▸ TASK INSTRUCTIONS
Note each line of the listing that contains the string "name", and copy it.

____

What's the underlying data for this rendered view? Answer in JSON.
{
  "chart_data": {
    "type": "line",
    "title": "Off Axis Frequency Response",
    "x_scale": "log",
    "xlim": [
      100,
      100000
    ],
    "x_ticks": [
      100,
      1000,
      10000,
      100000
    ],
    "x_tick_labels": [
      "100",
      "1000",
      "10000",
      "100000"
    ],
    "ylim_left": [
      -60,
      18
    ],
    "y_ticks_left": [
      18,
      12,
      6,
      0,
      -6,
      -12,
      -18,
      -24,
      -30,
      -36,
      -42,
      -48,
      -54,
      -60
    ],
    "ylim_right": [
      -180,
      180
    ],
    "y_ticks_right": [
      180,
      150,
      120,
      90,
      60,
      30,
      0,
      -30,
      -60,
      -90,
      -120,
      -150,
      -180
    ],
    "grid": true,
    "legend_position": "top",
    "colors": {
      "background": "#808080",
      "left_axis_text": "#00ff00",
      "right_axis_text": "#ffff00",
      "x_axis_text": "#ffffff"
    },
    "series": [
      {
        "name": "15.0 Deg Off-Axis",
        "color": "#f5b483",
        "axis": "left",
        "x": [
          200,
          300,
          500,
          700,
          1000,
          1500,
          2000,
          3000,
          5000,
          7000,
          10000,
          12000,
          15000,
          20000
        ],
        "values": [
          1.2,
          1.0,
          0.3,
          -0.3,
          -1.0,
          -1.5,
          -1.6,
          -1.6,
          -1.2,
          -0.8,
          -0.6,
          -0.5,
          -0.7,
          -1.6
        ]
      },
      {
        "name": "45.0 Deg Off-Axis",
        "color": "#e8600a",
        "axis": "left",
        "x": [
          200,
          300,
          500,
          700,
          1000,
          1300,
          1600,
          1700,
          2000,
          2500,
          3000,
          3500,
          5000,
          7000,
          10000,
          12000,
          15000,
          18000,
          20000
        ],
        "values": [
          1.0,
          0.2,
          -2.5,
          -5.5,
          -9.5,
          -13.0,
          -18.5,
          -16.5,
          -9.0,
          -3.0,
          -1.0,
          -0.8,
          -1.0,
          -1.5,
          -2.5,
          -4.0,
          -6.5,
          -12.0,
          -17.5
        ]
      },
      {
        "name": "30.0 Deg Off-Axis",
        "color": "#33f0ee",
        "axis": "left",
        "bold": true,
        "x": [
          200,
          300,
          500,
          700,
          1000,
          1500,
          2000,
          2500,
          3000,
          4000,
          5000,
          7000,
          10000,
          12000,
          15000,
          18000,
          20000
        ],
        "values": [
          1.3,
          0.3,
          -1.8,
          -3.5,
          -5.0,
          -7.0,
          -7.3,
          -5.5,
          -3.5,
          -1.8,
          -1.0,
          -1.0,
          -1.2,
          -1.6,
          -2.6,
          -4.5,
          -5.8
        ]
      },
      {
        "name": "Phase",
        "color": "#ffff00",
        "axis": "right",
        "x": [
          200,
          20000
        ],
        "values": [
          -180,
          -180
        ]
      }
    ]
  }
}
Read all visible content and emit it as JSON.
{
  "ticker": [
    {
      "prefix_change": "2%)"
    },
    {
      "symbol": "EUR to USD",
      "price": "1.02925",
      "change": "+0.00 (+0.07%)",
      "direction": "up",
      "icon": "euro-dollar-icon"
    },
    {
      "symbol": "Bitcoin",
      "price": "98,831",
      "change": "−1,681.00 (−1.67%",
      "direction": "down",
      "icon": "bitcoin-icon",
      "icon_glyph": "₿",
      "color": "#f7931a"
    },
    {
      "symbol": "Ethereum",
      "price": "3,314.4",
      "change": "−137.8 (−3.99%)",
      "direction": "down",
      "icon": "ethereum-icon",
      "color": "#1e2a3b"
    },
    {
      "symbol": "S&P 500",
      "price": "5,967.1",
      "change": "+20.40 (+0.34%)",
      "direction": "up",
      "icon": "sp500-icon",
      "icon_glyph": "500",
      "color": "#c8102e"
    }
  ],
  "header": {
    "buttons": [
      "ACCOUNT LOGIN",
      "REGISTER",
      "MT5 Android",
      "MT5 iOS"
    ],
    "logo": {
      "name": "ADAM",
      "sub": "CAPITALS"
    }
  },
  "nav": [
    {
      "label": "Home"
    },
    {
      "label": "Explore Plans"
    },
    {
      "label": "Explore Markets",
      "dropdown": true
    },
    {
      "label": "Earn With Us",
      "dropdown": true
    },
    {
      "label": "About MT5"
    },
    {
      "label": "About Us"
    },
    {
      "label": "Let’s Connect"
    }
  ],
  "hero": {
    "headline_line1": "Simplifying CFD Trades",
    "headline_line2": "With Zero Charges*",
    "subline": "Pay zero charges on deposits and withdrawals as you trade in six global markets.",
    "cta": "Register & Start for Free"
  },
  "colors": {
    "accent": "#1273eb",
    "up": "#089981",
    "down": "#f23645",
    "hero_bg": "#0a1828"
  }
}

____

▸ SOLVED EXERCISE
        "name": "15.0 Deg Off-Axis",
        "name": "45.0 Deg Off-Axis",
        "name": "30.0 Deg Off-Axis",
        "name": "Phase",
      "name": "ADAM",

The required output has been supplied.